Bibtex

@article{655ed5901fb44ba5b23c113e27111ec5,
title = "Continuity and Discontinuity in Visual Experience",
abstract = "The argument I wish to develop describes one of the threads of continuity throughout Wittgenstein's work. Evidence for it may be found in his memorable use of visual analogy, for example of {"}seeing an aspect{"} through the duck-rabbit of the Investigations1. These analogies might be regarded as illustrations in two ways. Often they appear as literal illustrations, as drawings within the text. Others serve to illustrate the text by adding an accompanying example to what has previously been discussed. This latter type of illustration need not be a drawing or even a visual analogy. Any analogy, visual or non-visual, could be said to illustrate the text in this sense....",
author = "M. Biggs",
year = "1992",
language = "English",
volume = "24",
pages = "3--15",
journal = "Critica",
issn = "0011-1503",
publisher = "Universidad Nacional Autonoma de Mexico, Instituto de Investigaciones Filosoficas",
number = "70",
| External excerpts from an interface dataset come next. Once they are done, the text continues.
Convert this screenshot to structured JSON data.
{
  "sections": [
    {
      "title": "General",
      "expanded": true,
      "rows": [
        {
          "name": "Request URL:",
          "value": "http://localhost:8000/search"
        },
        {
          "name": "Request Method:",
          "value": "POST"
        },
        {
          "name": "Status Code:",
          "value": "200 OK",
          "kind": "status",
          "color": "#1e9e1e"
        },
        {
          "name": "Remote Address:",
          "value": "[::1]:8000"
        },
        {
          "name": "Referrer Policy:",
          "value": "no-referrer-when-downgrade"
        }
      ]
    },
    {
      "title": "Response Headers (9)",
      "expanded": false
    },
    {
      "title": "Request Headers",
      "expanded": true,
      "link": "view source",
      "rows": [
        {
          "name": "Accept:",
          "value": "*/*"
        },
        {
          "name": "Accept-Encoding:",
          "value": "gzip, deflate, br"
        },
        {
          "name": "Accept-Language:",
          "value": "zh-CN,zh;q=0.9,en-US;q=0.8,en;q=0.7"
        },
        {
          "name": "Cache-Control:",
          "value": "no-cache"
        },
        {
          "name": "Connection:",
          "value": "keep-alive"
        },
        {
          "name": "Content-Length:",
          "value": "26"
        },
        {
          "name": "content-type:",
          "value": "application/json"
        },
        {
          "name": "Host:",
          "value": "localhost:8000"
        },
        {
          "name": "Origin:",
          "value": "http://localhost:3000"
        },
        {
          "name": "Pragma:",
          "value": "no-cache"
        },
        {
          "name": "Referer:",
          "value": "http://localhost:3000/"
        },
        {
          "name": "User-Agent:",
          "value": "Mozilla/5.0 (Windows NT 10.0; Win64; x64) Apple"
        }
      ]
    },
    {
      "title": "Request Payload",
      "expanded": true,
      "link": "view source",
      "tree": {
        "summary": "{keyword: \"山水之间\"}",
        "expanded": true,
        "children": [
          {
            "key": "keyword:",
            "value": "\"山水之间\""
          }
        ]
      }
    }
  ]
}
}

RIS

TY - JOUR

T1 - Continuity and Discontinuity in Visual Experience

AU - Biggs, M.

PY - 1992

Y1 - 1992

N2 - The argument I wish to develop describes one of the threads of continuity throughout Wittgenstein's work. Evidence for it may be found in his memorable use of visual analogy, for example of "seeing an aspect" through the duck-rabbit of the Investigations1. These analogies might be regarded as illustrations in two ways. Often they appear as literal illustrations, as drawings within the text. Others serve to illustrate the text by adding an accompanying example to what has previously been discussed. This latter type of illustration need not be a drawing or even a visual analogy. Any analogy, visual or non-visual, could be said to illustrate the text in this sense....

AB - The argument I wish to develop describes one of the threads of continuity throughout Wittgenstein's work. Evidence for it may be found in his memorable use of visual analogy, for example of "seeing an aspect" through the duck-rabbit of the Investigations1. These analogies might be regarded as illustrations in two ways. Often they appear as literal illustrations, as drawings within the text. Others serve to illustrate the text by adding an accompanying example to what has previously been discussed. This latter type of illustration need not be a drawing or even a visual analogy. Any analogy, visual or non-visual, could be said to illustrate the text in this sense....

M3 - Article

VL - 24

SP - 3

EP - 15

JO - Critica

JF - Critica

SN - 0011-1503

IS - 70

ER -